I have thus, my dear Sir, insensibly been led into a longer detail than I intended; and have used more egotism than I could have wished—for which I urge no other apology, but my opinion of your friendship, discretion and candour. With sentiments of real esteem & regard I am—My dear Sir, Your Most Obedt & Affecte Servt
ALS, MH; LB, DLC:GW.
1. The letter-book copy reads “greatly alarmed.”
2. Richard Henry Lee (1732–1794) was a member of the Continental Congress 1774–80 and 1784–87. He declined appointment to the Constitutional Convention and was one of the leaders opposing the Constitution at the Virginia Ratifying Convention. Lee contributed a series of “Letters of the Federal Farmer” to the antifederalist cause. He was chosen one of Virginia’s senators in 1789 and remained in the Senate, leading the fight for amendments to the Constitution, until ill health forced his retirement to his home Chantilly in Westmoreland County in 1792.

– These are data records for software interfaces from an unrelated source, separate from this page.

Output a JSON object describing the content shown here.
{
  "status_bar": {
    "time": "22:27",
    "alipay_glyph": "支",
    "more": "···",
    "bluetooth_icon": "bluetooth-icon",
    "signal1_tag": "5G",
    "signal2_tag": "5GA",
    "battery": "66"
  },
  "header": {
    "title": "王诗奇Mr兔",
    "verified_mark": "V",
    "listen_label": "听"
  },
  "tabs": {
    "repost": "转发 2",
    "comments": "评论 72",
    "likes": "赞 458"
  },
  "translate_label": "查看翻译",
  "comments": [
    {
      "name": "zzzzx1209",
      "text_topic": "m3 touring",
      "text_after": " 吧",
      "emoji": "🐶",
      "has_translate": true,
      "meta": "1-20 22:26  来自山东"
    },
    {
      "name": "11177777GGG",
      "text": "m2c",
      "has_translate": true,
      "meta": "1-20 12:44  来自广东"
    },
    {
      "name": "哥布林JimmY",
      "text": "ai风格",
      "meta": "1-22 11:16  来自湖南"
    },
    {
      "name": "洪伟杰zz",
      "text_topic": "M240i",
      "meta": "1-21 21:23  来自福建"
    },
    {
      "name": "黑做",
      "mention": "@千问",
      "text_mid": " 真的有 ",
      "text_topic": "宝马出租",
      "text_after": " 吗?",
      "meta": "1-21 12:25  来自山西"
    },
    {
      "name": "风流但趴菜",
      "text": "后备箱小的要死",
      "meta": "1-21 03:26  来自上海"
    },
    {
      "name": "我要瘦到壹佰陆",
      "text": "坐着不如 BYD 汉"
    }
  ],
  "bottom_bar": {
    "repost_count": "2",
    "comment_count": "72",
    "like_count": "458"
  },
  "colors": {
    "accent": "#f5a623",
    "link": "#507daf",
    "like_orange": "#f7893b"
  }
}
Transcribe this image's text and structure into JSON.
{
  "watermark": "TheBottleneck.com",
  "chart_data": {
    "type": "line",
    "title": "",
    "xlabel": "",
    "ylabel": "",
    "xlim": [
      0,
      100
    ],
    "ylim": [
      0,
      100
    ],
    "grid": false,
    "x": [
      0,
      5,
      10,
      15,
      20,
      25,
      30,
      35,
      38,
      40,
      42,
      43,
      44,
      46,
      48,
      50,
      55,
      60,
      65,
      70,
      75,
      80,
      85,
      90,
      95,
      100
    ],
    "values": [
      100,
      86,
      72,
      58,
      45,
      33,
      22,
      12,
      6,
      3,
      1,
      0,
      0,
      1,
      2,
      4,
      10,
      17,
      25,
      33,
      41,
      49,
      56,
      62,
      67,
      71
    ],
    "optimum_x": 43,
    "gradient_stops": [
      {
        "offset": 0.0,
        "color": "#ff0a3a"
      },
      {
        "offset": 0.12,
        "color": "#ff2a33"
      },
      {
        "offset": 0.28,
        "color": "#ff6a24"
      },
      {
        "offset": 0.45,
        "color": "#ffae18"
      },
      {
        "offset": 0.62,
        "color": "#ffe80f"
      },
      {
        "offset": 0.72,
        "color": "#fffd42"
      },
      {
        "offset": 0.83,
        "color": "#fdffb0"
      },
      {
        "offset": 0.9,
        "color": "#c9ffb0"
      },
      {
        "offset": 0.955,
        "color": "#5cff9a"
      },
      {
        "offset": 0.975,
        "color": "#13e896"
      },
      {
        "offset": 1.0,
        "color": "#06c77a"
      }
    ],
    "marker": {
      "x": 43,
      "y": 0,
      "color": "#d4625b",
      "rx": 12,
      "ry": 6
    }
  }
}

3. Among GW’s frequent disclaimers of ambition for further public service at the close of the Revolution, probably the most widely disseminated was the statement in his circular letter to the governors of the various states: “The great object for which I had the honor to hold an appointment in the Service of my Country, being accomplished, I am now preparing to resign it into the hands of Congress, and to return to that domestic retirement, which, it is well known, I left with the greatest reluctance, a Retirement, for which I have never ceased to sigh through a long and painful absence, and in which (remote from the noise and trouble of the World) I meditate to pass the remainder of life in a state of undisturbed repose” (Fitzpatrick, Writings, description begins John C. Fitzpatrick, ed. The Writings of George Washington from the Original Manuscript Sources, 1745–1799. 39 vols. Washington, D.C., 1931–44. description ends 26:483–96).